In late January, more than 50 representatives from miners’ strike committees, community groups, trade unions and left political organisations met at the invitation of the Democratic Socialist Movement (the sister organisation of the Socialist Party in South Africa).
The agenda of the meeting was the development of the new Workers & Socialist Party (WASP) in the build up to its formal launch on March 21 – Sharpeville Day.
Weizmann Hamilton from the Democratic Socialist Movement (DSM) outlined how WASP had been born out of a meeting on December 15 last year between miners’ strike committees – thrown up by the workers in the course of the unrest in the mining sector last year – and the DSM.
Hamilton explained that the Marikana massacre, where 34 workers were slaughtered by the police, had been a watershed and that the gap between the masses and the ANC government and their allies was now unbridgeable. As such, a political alternative for workers, communities and youth across the country is desperately needed. WASP represents the beginning of that process.
The meeting unanimously endorsed this perspective, reaffirmed the launch date for WASP, and agreed a target of one million signatures in support of WASP by the one year anniversary of Marikana on August 16. The meeting also formed an interim working group made up of delegates from the supporting organisations of WASP to begin developing a manifesto and spreading the idea far-and-wide in the run up to the launch.
Excerpt from the strike committee resolution for a mass workers party on socialist programme.
“The events of August 16, when 34 workers were slaughtered in the worst massacre since Sharpeville, by the police of the democratically elected ANC government, has drawn, in the blood of the martyrs of Marikana, the clearest lines between the classes — between the bosses and the workers.
“On the one side we have the working class and our allies, communities fighting for decent basic services and against corruption as well as working class students fighting against exclusion from tertiary education because of debt and unaffordable fees. On the other side are the bosses, their government, and the state, assisted, unfortunately, by the leadership of the trade unions including Cosatu.
“One of the most important lessons of Marikana is that, as the working class, we may have the right to vote, but we are politically disenfranchised. The increases demanded by the Lonmin workers were not unaffordable. The bosses, the government and the police were united in their determination to crush the strike for political reasons—because, on behalf of all workers, we rose up against the entire system of capitalist exploitation and the institutions that enforce it.

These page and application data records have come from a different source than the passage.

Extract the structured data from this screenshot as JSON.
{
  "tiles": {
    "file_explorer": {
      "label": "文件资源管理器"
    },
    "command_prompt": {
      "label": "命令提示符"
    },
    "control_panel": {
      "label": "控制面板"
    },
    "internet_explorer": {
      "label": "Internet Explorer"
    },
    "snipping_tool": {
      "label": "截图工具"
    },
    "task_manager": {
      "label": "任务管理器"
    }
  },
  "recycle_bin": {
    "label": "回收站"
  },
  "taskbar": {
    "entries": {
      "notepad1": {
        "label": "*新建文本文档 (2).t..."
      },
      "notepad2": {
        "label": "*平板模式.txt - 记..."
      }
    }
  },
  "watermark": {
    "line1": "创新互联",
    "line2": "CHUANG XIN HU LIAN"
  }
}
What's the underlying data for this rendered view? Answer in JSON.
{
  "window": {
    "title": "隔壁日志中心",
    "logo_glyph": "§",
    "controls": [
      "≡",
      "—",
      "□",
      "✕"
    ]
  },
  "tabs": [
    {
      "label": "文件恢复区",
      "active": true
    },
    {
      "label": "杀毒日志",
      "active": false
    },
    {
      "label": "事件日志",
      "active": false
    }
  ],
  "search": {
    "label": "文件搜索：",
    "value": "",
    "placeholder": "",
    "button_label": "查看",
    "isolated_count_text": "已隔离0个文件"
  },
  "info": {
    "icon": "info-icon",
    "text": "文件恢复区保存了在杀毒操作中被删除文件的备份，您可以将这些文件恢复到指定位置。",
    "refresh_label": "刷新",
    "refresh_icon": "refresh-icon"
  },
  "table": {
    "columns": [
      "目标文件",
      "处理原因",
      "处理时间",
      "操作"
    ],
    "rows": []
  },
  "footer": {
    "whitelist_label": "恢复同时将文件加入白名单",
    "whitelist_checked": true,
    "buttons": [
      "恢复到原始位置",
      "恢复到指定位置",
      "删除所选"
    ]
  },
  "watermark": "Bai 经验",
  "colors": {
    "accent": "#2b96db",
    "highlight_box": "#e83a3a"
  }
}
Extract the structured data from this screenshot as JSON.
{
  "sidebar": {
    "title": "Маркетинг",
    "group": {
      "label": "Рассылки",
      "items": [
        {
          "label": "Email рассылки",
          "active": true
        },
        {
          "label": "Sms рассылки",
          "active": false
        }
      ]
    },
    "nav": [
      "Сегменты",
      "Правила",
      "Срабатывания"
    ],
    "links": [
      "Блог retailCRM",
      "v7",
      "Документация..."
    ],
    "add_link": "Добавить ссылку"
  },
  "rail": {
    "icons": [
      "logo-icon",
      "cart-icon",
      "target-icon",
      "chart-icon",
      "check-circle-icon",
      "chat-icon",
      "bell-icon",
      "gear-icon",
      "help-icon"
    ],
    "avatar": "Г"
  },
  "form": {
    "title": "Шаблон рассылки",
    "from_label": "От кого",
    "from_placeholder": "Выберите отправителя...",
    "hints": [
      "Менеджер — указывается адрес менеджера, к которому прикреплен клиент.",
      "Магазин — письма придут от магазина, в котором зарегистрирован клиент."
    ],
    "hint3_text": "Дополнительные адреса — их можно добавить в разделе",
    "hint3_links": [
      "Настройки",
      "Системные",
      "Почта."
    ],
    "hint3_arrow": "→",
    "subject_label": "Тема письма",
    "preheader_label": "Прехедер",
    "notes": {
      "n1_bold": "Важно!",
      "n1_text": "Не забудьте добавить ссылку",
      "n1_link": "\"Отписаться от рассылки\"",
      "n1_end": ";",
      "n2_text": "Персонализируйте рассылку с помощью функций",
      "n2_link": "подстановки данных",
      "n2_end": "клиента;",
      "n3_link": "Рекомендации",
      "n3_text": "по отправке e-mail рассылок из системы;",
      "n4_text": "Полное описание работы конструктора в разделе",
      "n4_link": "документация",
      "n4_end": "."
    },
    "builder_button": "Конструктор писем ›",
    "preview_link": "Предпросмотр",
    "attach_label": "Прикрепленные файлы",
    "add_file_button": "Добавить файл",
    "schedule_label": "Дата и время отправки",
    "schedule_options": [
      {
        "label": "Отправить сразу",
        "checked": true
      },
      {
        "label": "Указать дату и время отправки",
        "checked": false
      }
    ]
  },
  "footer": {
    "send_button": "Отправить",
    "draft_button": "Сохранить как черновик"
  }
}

“We had to be slaughtered because we wanted to put an end to our exploitation. In refusing to continue to be slaves, we were challenging the entire basis for the social and political order agreed at Codesa — that in exchange for the right to vote, we would agree to continue to be slaves, governed by the capitalist ANC government and policed by the trade union leaders.
“It is time we, organised workers, working class communities and students came together united in struggle against capitalism on the basis of a socialist programme, against the bosses and their government, around common demands and one programme of action.
“We call upon the working class as a whole to unite its forces under the banner of the new Workers and Socialist Party to engage in this class war that has been declared by the bosses and their government in a fight to the finish until poverty, slave wages, exploitation and oppression have been eradicated.”
By CWI reporters
For more information visit: http://workerssocialistparty.co.za/